nicolaas struyck

While these illustrated insects appear incredibly lifelike, Dutch artist, Nicolaas Struyck, likely worked from dead specimens that had been a part of a wealthy person’s “curiosity cabinet” collection. Through the 17th and 18th centuries, collecting exotic flora and fauna became a way to emote status among the elite. 

We know that the rare long horned beetle is native to Indonesia, which was a Dutch colony in Struyck’s time. The creature was likely brought to the Netherlands where it would have probably been showcased with items ranging from artworks to shells, crystals, minerals. The collections were seen as a microcosm of the universe, “juxtaposing the wonders of man with those of God or nature.” 

These vibrant and energetic insects look pretty lively considering Dutch artist Nicolaas Struyck most likely worked from dead specimens. 

Art and science at the time were not separate disciplines, and Struyck was actually neither professional artist, nor scientist. He was a noted mathematician and made these highly skilled amateur drawings as a hobby.

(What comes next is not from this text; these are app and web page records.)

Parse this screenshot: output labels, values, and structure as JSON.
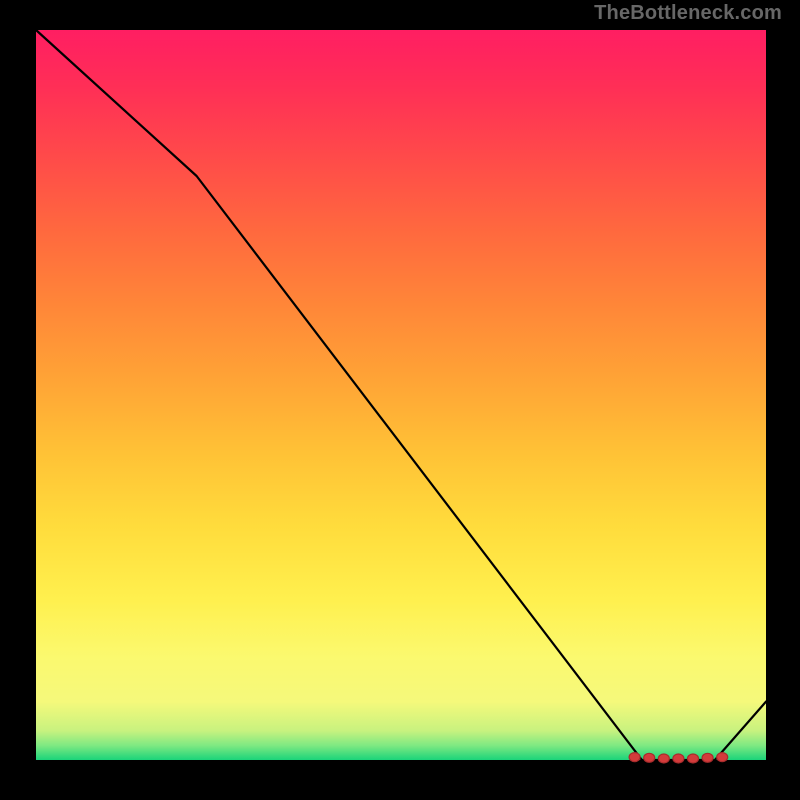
{
  "attribution": "TheBottleneck.com",
  "chart_data": {
    "type": "line",
    "title": "",
    "xlabel": "",
    "ylabel": "",
    "xlim": [
      0,
      100
    ],
    "ylim": [
      0,
      100
    ],
    "series": [
      {
        "name": "curve",
        "x": [
          0,
          22,
          83,
          93,
          100
        ],
        "values": [
          100,
          80,
          0,
          0,
          8
        ]
      }
    ],
    "markers": {
      "name": "minimum-band",
      "x": [
        82,
        84,
        86,
        88,
        90,
        92,
        94
      ],
      "values": [
        0.4,
        0.3,
        0.2,
        0.2,
        0.2,
        0.3,
        0.4
      ]
    }
  }
}
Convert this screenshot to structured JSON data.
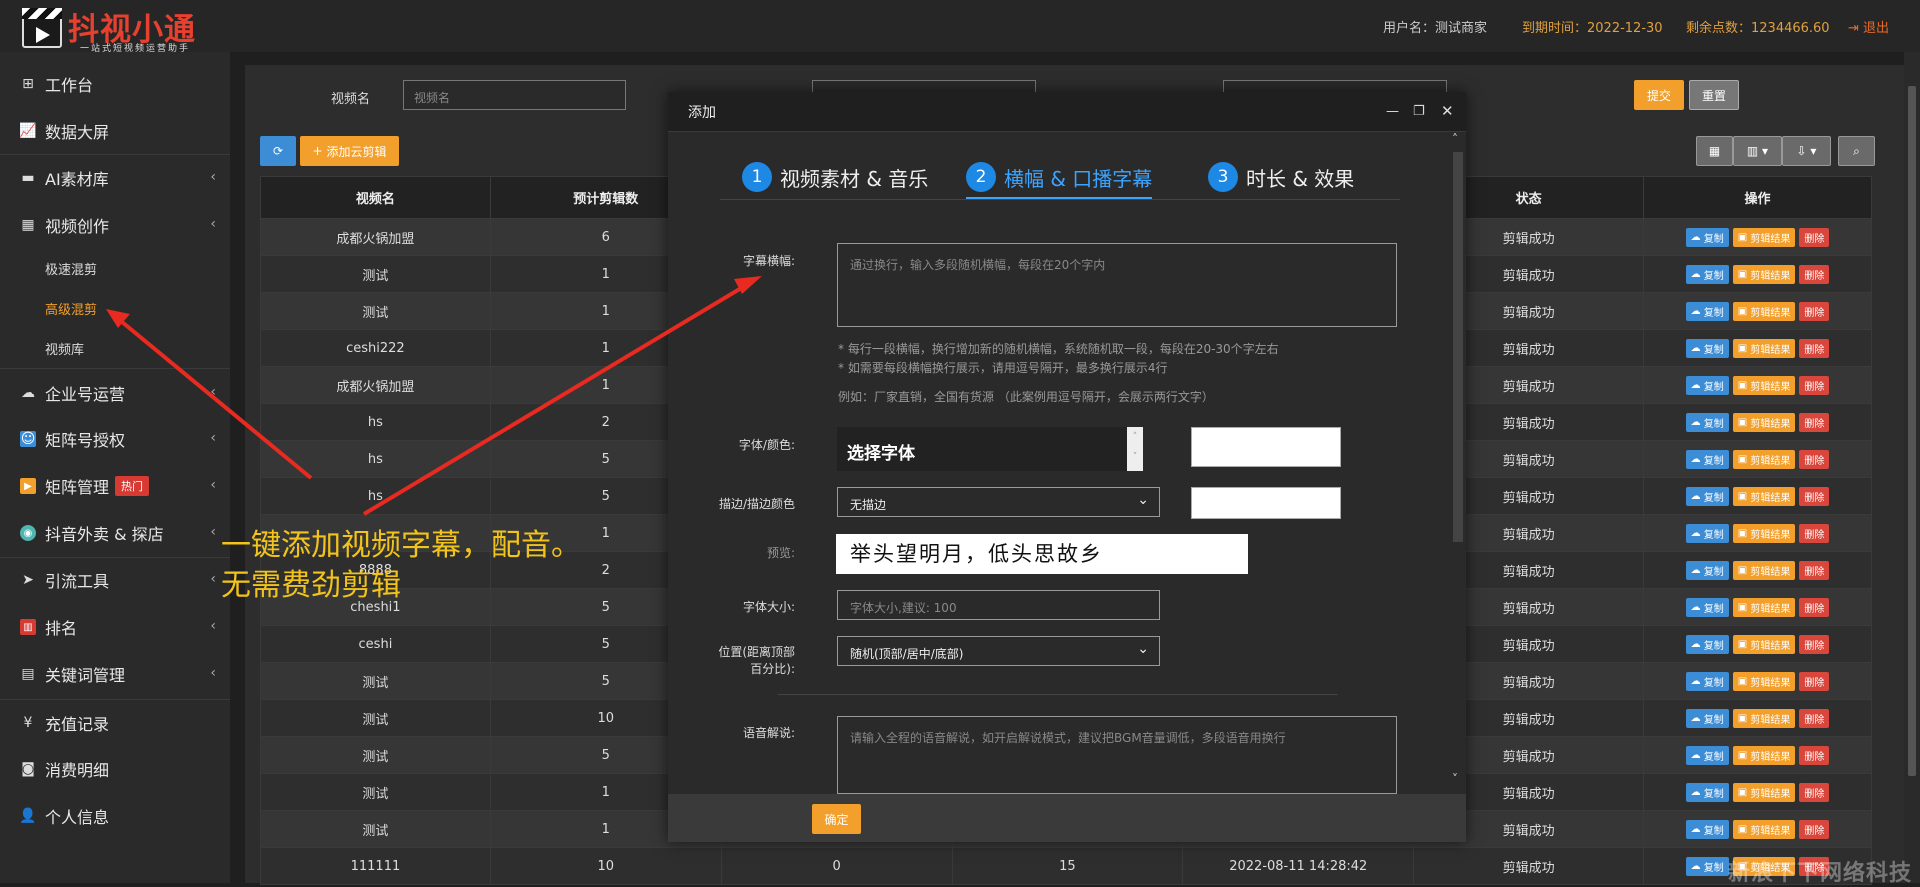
{
  "header": {
    "logo_name": "抖视小通",
    "logo_slogan": "一站式短视频运营助手",
    "username": "用户名：测试商家",
    "expire": "到期时间：2022-12-30",
    "points": "剩余点数：1234466.60",
    "logout": "退出"
  },
  "sidebar": {
    "items": [
      {
        "label": "工作台",
        "icon": "windows-icon"
      },
      {
        "label": "数据大屏",
        "icon": "chart-line-icon"
      },
      {
        "label": "AI素材库",
        "icon": "folder-icon"
      },
      {
        "label": "视频创作",
        "icon": "film-icon"
      },
      {
        "label": "极速混剪",
        "icon": ""
      },
      {
        "label": "高级混剪",
        "icon": ""
      },
      {
        "label": "视频库",
        "icon": ""
      },
      {
        "label": "企业号运营",
        "icon": "cloud-icon"
      },
      {
        "label": "矩阵号授权",
        "icon": "user-box-icon"
      },
      {
        "label": "矩阵管理",
        "icon": "play-icon",
        "badge": "热门"
      },
      {
        "label": "抖音外卖 & 探店",
        "icon": "globe-icon"
      },
      {
        "label": "引流工具",
        "icon": "send-icon"
      },
      {
        "label": "排名",
        "icon": "bar-chart-icon"
      },
      {
        "label": "关键词管理",
        "icon": "document-icon"
      },
      {
        "label": "充值记录",
        "icon": "yen-icon"
      },
      {
        "label": "消费明细",
        "icon": "money-icon"
      },
      {
        "label": "个人信息",
        "icon": "user-icon"
      }
    ]
  },
  "filters": {
    "video_name_label": "视频名",
    "video_name_placeholder": "视频名",
    "submit": "提交",
    "reset": "重置",
    "add_cloud": "添加云剪辑"
  },
  "table": {
    "headers": [
      "视频名",
      "预计剪辑数",
      "状态",
      "操作"
    ],
    "rows": [
      {
        "name": "成都火锅加盟",
        "count": "6",
        "status": "剪辑成功"
      },
      {
        "name": "测试",
        "count": "1",
        "status": "剪辑成功"
      },
      {
        "name": "测试",
        "count": "1",
        "status": "剪辑成功"
      },
      {
        "name": "ceshi222",
        "count": "1",
        "status": "剪辑成功"
      },
      {
        "name": "成都火锅加盟",
        "count": "1",
        "status": "剪辑成功"
      },
      {
        "name": "hs",
        "count": "2",
        "status": "剪辑成功"
      },
      {
        "name": "hs",
        "count": "5",
        "status": "剪辑成功"
      },
      {
        "name": "hs",
        "count": "5",
        "status": "剪辑成功"
      },
      {
        "name": "",
        "count": "1",
        "status": "剪辑成功"
      },
      {
        "name": "8888",
        "count": "2",
        "status": "剪辑成功"
      },
      {
        "name": "cheshi1",
        "count": "5",
        "status": "剪辑成功"
      },
      {
        "name": "ceshi",
        "count": "5",
        "status": "剪辑成功"
      },
      {
        "name": "测试",
        "count": "5",
        "status": "剪辑成功"
      },
      {
        "name": "测试",
        "count": "10",
        "status": "剪辑成功"
      },
      {
        "name": "测试",
        "count": "5",
        "status": "剪辑成功"
      },
      {
        "name": "测试",
        "count": "1",
        "status": "剪辑成功"
      },
      {
        "name": "测试",
        "count": "1",
        "status": "剪辑成功"
      },
      {
        "name": "111111",
        "count": "10",
        "status": "剪辑成功"
      }
    ],
    "last_row_extra": {
      "c3": "0",
      "c4": "15",
      "c5": "2022-08-11 14:28:42"
    },
    "op_copy": "复制",
    "op_result": "剪辑结果",
    "op_delete": "删除"
  },
  "callout": {
    "line1": "一键添加视频字幕，配音。",
    "line2": "无需费劲剪辑"
  },
  "modal": {
    "title": "添加",
    "steps": [
      {
        "num": "1",
        "label": "视频素材 & 音乐"
      },
      {
        "num": "2",
        "label": "横幅 & 口播字幕"
      },
      {
        "num": "3",
        "label": "时长 & 效果"
      }
    ],
    "banner_label": "字幕横幅:",
    "banner_placeholder": "通过换行，输入多段随机横幅，每段在20个字内",
    "hint1": "* 每行一段横幅，换行增加新的随机横幅，系统随机取一段，每段在20-30个字左右",
    "hint2": "* 如需要每段横幅换行展示，请用逗号隔开，最多换行展示4行",
    "hint3": "例如：厂家直销，全国有货源 （此案例用逗号隔开，会展示两行文字）",
    "font_label": "字体/颜色:",
    "font_select": "选择字体",
    "stroke_label": "描边/描边颜色",
    "stroke_value": "无描边",
    "preview_label": "预览:",
    "preview_text": "举头望明月，低头思故乡",
    "size_label": "字体大小:",
    "size_placeholder": "字体大小,建议: 100",
    "position_label_1": "位置(距离顶部",
    "position_label_2": "百分比):",
    "position_value": "随机(顶部/居中/底部)",
    "voice_label": "语音解说:",
    "voice_placeholder": "请输入全程的语音解说，如开启解说模式，建议把BGM音量调低，多段语音用换行",
    "confirm": "确定"
  },
  "watermark": "新浪下下网络科技"
}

Four Beetles and a Flying Stink Bug, 1715, Nicolaas Struyck, Dutch, pen and black ink, watercolor, gouache, gold paint with white gouache heightening, and pen and brown iron-gall ink. J. Paul Getty Museum.